  • User testing is anevaluation method: we already have a manbetx官方网站手机版design,and we're trying to find out whether or not it's a good match with human nature and user needs.Although people differ substantially in their capabilities (domain knowledge,intelligence,and computer skills),if a certain manbetx官方网站手机版design element causes difficulties,we'll see so after testing a few users.A low-end user might experience more severe difficulties than a high-end user,but the magnitude of the difficulties is not at issue unless you are running a measurement study (which requires more users).All you need to know is that the manbetx官方网站手机版design element doesn't workfor humans and should be changed.
  • Card sorting is agenerative method: we don't yet have a manbetx官方网站手机版design,and our goal is to find out how people think about certain issues.There is great variability in different people's mental models and in the vocabulary they use to describe the same concepts.We must collect data from a fair number of users before we can achieve a stable picture of theusers' preferred structure and determine how to accommodate differencesamong users.

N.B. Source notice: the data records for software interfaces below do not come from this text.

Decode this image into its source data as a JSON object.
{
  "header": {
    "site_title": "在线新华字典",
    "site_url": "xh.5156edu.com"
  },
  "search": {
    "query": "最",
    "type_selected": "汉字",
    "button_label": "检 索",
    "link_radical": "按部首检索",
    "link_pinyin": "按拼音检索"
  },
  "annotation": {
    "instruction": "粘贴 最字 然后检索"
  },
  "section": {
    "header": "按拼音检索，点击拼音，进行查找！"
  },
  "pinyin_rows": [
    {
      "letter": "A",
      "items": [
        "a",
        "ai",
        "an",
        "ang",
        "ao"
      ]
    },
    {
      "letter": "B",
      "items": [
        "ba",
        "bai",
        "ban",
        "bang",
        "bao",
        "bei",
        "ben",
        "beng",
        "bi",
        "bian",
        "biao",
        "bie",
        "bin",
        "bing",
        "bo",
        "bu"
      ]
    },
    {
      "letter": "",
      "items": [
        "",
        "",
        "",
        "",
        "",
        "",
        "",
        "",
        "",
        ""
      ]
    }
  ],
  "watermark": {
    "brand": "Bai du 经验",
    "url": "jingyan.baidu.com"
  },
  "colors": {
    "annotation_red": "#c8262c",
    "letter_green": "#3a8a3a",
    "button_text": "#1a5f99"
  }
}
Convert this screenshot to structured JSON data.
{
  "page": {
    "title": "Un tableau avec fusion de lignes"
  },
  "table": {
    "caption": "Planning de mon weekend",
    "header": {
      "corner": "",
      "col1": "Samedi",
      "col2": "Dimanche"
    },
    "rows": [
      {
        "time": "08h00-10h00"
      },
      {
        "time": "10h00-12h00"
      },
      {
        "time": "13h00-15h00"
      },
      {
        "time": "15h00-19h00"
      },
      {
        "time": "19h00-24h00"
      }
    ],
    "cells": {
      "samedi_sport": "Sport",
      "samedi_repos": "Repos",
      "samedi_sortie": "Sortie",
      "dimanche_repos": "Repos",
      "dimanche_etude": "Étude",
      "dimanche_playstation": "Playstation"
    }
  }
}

如果你有一个现有的网站内部,testing a few users will tell you whether people have trouble with the information architecture.To generate a new structure from scratch,you must sample more people.

Luckily,you cancombine the two methods: First,use generative studies to set the direction for your manbetx官方网站手机版design.Second,draft up a manbetx官方网站手机版design,preferably usingpaper prototyping,and run evaluation studies to refine the manbetx官方网站手机版design.Because usability evaluations are fast and cheap,you can afford multiple rounds;they also provide quality assurance for your initial generative findings.This is why you shouldn't waste resources squeezing the last 0.02 points of correlation out of your card sorts.You'll catch any small mistakes in subsequent user testing,which will be much cheaper than doubling or tripling the size of your card sorting studies.

Study Weaknesses

The Fidelity study has two obvious weaknesses:

  • It's only one study.It's always better to have data from multiple companies.
  • The analysis was purely quantitative,focusing on a statistical analysis of similarity scores and ignoring user comments and other qualitative data.

These two weaknesses are not fatal.I view this as a pioneering study and a great contribution to our web usability knowledge.But,because of the study's weaknesses,it would be useful if somebody duplicated it with different information spaces,and also analyzed the qualitative data along with the numeric scores.Sounds like a good thesis project for a graduate student who's looking to research something with real-world impact (hint,hint).

Even though more data would be comforting,I have confidence in the Fidelity study's conclusions because they match my own observations from numerous card studies over many years.I've always said that it was necessary to test more users for card sorting than for traditional usability studies.And I've usually recommended about 15 users,though we've also had good results with as few as 12 when budgets were tight or users were particularly hard to recruit.

There are a myriad ways in whichquantitative studies can go wrongand mislead you.Thus,if you see a single quantitative study that contradicts all that's known from qualitative studies,it's prudent to disregard the new study and assume that it's likely to be bogus.But when a quantitative study confirms what's already known,it's likely to be correct,and you can use the new numbers as decent estimates,even if they're based on less data than you would ideally like.

Thus,the current recommendation is totest 15 users for card sortingin most projects and 30 users in big projects with lavish funding.


Tullis,Tom,and Wood,Larry.(2004)How Many Users Are Enough for a Card-Sorting Study?,Usability Professionals Association (UPA) 2004 Conference,Minneapolis,MN,June 7–11,2004.